Problem to work on: The answer must be an exact reproduction of all the entries.

Material for this task:
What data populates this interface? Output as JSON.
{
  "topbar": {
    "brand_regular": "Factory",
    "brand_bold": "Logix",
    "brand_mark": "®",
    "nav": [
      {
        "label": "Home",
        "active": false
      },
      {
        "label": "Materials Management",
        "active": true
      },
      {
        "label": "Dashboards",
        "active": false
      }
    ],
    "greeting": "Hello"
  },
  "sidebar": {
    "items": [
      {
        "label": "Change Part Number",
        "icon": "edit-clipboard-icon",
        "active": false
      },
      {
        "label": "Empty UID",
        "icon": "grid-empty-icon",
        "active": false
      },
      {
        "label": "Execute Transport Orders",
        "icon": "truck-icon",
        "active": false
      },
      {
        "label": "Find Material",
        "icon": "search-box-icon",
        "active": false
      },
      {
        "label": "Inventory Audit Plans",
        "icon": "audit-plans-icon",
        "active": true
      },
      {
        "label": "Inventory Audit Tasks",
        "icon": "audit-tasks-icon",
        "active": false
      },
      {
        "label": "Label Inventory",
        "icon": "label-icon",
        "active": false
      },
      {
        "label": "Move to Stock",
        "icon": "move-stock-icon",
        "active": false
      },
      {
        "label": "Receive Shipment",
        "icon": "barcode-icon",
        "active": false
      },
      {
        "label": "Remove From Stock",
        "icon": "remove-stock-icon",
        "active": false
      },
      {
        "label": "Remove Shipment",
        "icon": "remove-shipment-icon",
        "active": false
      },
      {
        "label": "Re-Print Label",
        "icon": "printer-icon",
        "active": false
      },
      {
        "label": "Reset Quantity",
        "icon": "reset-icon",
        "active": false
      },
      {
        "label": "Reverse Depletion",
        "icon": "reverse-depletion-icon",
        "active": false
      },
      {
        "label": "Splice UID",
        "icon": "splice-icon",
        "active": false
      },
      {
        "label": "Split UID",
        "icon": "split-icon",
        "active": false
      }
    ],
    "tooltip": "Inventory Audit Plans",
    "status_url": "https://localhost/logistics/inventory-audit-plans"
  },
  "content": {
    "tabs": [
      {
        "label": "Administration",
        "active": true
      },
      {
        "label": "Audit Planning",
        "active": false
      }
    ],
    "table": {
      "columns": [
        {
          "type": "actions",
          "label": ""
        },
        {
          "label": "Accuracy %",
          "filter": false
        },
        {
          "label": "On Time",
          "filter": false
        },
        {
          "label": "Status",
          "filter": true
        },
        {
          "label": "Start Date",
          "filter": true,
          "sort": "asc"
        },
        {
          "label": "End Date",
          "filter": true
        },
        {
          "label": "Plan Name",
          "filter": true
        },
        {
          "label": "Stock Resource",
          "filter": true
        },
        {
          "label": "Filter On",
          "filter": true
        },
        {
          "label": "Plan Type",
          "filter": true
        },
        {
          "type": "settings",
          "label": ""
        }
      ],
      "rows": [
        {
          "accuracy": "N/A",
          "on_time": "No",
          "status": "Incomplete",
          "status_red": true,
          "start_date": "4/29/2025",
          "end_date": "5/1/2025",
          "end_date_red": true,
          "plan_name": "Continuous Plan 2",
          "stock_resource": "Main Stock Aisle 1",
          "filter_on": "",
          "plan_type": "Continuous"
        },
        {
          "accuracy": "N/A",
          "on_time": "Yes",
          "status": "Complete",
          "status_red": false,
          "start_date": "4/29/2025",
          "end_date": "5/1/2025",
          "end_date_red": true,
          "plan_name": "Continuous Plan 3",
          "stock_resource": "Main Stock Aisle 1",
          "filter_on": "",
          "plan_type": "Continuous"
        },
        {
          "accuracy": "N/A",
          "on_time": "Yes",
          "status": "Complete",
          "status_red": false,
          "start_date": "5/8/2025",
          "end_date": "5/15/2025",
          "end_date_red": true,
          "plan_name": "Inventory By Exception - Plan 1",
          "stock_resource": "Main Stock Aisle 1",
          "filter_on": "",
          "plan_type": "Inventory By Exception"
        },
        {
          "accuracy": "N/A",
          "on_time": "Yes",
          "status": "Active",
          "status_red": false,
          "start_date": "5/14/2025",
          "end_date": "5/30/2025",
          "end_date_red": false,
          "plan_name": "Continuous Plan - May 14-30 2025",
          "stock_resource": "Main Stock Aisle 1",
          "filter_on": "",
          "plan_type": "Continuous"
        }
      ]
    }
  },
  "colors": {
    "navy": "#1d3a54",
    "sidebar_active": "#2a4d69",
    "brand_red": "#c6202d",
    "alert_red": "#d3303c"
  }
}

Exercise result:
What data populates this interface? Output as JSON.
{
  "topbar": {
    "brand_regular": "Factory",
    "brand_bold": "Logix",
    "brand_mark": "®",
    "nav": [
      {
        "label": "Home",
        "active": false
      },
      {
        "label": "Materials Management",
        "active": true
      },
      {
        "label": "Dashboards",
        "active": false
      }
    ],
    "greeting": "Hello"
  },
  "sidebar": {
    "items": [
      {
        "label": "Change Part Number",
        "icon": "edit-clipboard-icon",
        "active": false
      },
      {
        "label": "Empty UID",
        "icon": "grid-empty-icon",
        "active": false
      },
      {
        "label": "Execute Transport Orders",
        "icon": "truck-icon",
        "active": false
      },
      {
        "label": "Find Material",
        "icon": "search-box-icon",
        "active": false
      },
      {
        "label": "Inventory Audit Plans",
        "icon": "audit-plans-icon",
        "active": true
      },
      {
        "label": "Inventory Audit Tasks",
        "icon": "audit-tasks-icon",
        "active": false
      },
      {
        "label": "Label Inventory",
        "icon": "label-icon",
        "active": false
      },
      {
        "label": "Move to Stock",
        "icon": "move-stock-icon",
        "active": false
      },
      {
        "label": "Receive Shipment",
        "icon": "barcode-icon",
        "active": false
      },
      {
        "label": "Remove From Stock",
        "icon": "remove-stock-icon",
        "active": false
      },
      {
        "label": "Remove Shipment",
        "icon": "remove-shipment-icon",
        "active": false
      },
      {
        "label": "Re-Print Label",
        "icon": "printer-icon",
        "active": false
      },
      {
        "label": "Reset Quantity",
        "icon": "reset-icon",
        "active": false
      },
      {
        "label": "Reverse Depletion",
        "icon": "reverse-depletion-icon",
        "active": false
      },
      {
        "label": "Splice UID",
        "icon": "splice-icon",
        "active": false
      },
      {
        "label": "Split UID",
        "icon": "split-icon",
        "active": false
      }
    ],
    "tooltip": "Inventory Audit Plans",
    "status_url": "https://localhost/logistics/inventory-audit-plans"
  },
  "content": {
    "tabs": [
      {
        "label": "Administration",
        "active": true
      },
      {
        "label": "Audit Planning",
        "active": false
      }
    ],
    "table": {
      "columns": [
        {
          "type": "actions",
          "label": ""
        },
        {
          "label": "Accuracy %",
          "filter": false
        },
        {
          "label": "On Time",
          "filter": false
        },
        {
          "label": "Status",
          "filter": true
        },
        {
          "label": "Start Date",
          "filter": true,
          "sort": "asc"
        },
        {
          "label": "End Date",
          "filter": true
        },
        {
          "label": "Plan Name",
          "filter": true
        },
        {
          "label": "Stock Resource",
          "filter": true
        },
        {
          "label": "Filter On",
          "filter": true
        },
        {
          "label": "Plan Type",
          "filter": true
        },
        {
          "type": "settings",
          "label": ""
        }
      ],
      "rows": [
        {
          "accuracy": "N/A",
          "on_time": "No",
          "status": "Incomplete",
          "status_red": true,
          "start_date": "4/29/2025",
          "end_date": "5/1/2025",
          "end_date_red": true,
          "plan_name": "Continuous Plan 2",
          "stock_resource": "Main Stock Aisle 1",
          "filter_on": "",
          "plan_type": "Continuous"
        },
        {
          "accuracy": "N/A",
          "on_time": "Yes",
          "status": "Complete",
          "status_red": false,
          "start_date": "4/29/2025",
          "end_date": "5/1/2025",
          "end_date_red": true,
          "plan_name": "Continuous Plan 3",
          "stock_resource": "Main Stock Aisle 1",
          "filter_on": "",
          "plan_type": "Continuous"
        },
        {
          "accuracy": "N/A",
          "on_time": "Yes",
          "status": "Complete",
          "status_red": false,
          "start_date": "5/8/2025",
          "end_date": "5/15/2025",
          "end_date_red": true,
          "plan_name": "Inventory By Exception - Plan 1",
          "stock_resource": "Main Stock Aisle 1",
          "filter_on": "",
          "plan_type": "Inventory By Exception"
        },
        {
          "accuracy": "N/A",
          "on_time": "Yes",
          "status": "Active",
          "status_red": false,
          "start_date": "5/14/2025",
          "end_date": "5/30/2025",
          "end_date_red": false,
          "plan_name": "Continuous Plan - May 14-30 2025",
          "stock_resource": "Main Stock Aisle 1",
          "filter_on": "",
          "plan_type": "Continuous"
        }
      ]
    }
  },
  "colors": {
    "navy": "#1d3a54",
    "sidebar_active": "#2a4d69",
    "brand_red": "#c6202d",
    "alert_red": "#d3303c"
  }
}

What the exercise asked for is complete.